A Tesla Model S like the one seen here at an auto show earlier this year was in autopilot mode when it crashed into a tractor trailer.

Mark Schiefelbein/AP

The fatal crash of a Tesla Model S car that was in autopilot mode when it collided with a truck on a Florida highway last month is prompting the National Highway Traffic Safety Administration to open a preliminary evaluation of the automatic driving feature.

"This is the first known fatality in just over 130 million miles where Autopilot was activated," Tesla says in a blog post announcing the NHTSA plan. "Among all vehicles in the US, there is a fatality every 94 million miles."

The car in question was a 2015 model of the Tesla Model S. Here's how the company describes the crash:

"What we know is that the vehicle was on a divided highway with Autopilot engaged when a tractor trailer drove across the highway perpendicular to the Model S. Neither Autopilot nor the driver noticed the white side of the tractor trailer against a brightly lit sky, so the brake was not applied. The high ride height of the trailer combined with its positioning across the road and the extremely rare circumstances of the impact caused the Model S to pass under the trailer, with the bottom of the trailer impacting the windshield of the Model S."

Discussing the man who died in the crash, the company's blog post says, "He was a friend to Tesla and the broader EV community, a person who spent his life focused on innovation and the promise of technology and who believed strongly in Tesla's mission."

In the post, the company also extended its sympathies to the man's family.

Neither Tesla nor NHTSA identified the man — but several media outlets, including Forbes, are reporting his identity as Joshua Brown, 40, an Ohio technology executive and former Navy SEAL who was in Florida when the fatal accident occurred.

In a statement to The Verge, NHTSA said in part:

"NHTSA's Office of Defects Investigation will examine the design and performance of the automated driving systems in use at the time of the crash. During the Preliminary Evaluation, NHTSA will gather additional data regarding this incident and other information regarding the automated driving systems.
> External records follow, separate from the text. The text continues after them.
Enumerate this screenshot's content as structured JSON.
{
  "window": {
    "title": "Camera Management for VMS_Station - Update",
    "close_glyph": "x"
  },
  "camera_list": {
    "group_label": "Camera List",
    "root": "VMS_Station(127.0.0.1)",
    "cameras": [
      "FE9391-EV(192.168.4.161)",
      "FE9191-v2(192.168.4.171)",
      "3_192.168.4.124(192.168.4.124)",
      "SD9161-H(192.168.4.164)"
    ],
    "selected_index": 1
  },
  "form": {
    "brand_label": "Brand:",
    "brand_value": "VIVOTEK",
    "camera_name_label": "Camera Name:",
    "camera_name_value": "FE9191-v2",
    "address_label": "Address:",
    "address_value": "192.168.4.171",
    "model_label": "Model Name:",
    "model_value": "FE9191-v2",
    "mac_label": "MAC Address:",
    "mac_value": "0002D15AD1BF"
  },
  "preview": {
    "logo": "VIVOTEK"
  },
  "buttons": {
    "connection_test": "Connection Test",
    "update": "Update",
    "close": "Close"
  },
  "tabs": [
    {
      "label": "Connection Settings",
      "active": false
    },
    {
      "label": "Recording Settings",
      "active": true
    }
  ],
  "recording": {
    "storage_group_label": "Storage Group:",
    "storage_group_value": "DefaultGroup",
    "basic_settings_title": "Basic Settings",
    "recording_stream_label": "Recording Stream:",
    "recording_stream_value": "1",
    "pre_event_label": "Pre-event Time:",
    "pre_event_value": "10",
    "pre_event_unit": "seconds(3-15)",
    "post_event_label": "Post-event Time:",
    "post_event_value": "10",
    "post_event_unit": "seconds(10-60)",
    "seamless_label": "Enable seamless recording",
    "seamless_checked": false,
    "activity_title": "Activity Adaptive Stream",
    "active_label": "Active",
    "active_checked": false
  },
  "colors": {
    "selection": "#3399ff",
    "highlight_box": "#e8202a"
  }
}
"The opening of the Preliminary Evaluation should not be construed as a finding that the Office of Defects Investigation believes there is either a presence or absence of a defect in the subject vehicles."